KCA Deutag is working on a restructuring deal with creditors to wipe off more than £1billion of debt.
Reporting its half-year results, the Aberdeenshire-headquartered driller said the coming months will be the “lowest for the company” since the Covid-19 outbreak began.
It is currently negotiating a restructuring package which will take its debt levels down from £1.47bn to £395m.
Meanwhile, during the second quarter, it made a three-month “standstill agreement” where lenders will not call in their loans.
The restructuring process “should complete in November”, KCA said, and “put the company in a much stronger financial position.”.
An investor report produced on Thursday stated the move would improve liquidity, giving the firm $117m (£91m) of “day-one cash”.
As it stands, for the first half of the year, KCA Deutag’s pre-tax losses were $94.1m (£73.3m), comparable to $88.1m (£69m) losses in H1 2019.
The company’s preferred measure of EBITDA (earnings before interest, tax, depreciation and amortisation) was $135.6 (£105.2), down slightly from $142.1m (£110.2m).
Revenues were £489m, down from £555.6m in the same period last year.
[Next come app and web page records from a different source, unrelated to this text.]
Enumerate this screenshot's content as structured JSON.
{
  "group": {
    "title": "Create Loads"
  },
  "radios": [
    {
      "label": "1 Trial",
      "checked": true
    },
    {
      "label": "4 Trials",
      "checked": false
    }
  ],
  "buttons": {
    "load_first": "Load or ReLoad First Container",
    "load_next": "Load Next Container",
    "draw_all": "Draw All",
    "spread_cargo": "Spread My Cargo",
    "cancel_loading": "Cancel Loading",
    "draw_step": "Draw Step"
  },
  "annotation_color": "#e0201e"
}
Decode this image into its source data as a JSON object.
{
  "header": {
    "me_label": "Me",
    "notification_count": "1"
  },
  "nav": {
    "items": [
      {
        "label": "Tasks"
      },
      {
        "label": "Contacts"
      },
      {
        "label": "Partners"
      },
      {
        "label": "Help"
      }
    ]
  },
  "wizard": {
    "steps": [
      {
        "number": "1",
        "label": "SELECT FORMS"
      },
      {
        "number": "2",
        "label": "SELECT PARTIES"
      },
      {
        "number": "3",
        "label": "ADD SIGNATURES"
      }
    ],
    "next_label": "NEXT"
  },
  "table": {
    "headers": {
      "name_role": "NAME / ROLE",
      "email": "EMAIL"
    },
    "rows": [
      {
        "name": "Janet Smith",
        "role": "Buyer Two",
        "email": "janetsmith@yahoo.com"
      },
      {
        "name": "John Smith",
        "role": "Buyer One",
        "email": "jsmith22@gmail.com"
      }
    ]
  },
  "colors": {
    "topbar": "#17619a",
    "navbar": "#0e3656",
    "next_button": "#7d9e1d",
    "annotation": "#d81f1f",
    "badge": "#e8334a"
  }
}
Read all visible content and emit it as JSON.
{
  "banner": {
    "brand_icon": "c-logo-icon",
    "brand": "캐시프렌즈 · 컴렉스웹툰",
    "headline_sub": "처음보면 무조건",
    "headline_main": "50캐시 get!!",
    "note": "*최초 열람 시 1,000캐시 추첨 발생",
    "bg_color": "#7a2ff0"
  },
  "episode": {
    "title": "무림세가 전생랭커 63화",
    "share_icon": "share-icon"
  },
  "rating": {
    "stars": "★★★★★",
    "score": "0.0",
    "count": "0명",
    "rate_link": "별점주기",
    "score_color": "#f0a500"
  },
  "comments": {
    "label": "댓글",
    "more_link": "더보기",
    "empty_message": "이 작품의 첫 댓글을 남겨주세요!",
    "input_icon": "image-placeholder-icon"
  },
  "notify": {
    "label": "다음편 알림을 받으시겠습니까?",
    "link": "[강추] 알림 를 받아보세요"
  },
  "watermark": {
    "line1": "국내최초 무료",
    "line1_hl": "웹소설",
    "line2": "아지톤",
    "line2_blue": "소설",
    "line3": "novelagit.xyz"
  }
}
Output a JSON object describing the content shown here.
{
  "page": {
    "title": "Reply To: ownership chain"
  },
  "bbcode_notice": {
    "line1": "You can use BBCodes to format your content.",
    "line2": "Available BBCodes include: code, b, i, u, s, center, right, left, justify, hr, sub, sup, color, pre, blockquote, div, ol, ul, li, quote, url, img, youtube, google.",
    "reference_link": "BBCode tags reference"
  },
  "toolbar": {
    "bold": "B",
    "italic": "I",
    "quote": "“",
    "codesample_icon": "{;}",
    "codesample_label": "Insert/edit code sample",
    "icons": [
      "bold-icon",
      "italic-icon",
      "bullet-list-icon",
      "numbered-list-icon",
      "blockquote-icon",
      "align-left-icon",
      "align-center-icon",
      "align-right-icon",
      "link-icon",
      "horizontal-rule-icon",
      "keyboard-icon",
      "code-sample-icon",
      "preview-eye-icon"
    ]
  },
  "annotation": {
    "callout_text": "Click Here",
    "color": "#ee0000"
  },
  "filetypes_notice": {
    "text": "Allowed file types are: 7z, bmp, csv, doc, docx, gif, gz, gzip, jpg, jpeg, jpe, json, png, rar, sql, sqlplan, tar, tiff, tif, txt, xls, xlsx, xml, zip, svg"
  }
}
CEO Joseph Elkhoury said: “We expect the period from Q3 2020 through to the middle of 2021 to be the lowest for the company as the full impact of recent events flows through the business.”
He added: “We have now successfully signed a binding lock-up agreement that maps out in detail our proposed financial restructuring.
“This process should complete in November 2020 and will put the company in a much stronger financial position.
“We are pleased with this outcome and we look forward to working with our new shareholders and board members.”
Mr Elkhoury echoed other firms that Covid-19 is an “unprecedented” challenge for the industry.
He continued: “Throughout this pandemic, our priority as a company is to provide a safe environment to all employees and to continue to deliver safe trouble-free services to our customers wherever we can do so.”
Earlier this year it was reported KCA Deutag was making “in the region” of 200 UK employees redundant due to the oil price slump.
The firm employs nearly 9,300 people globally, according to its company website.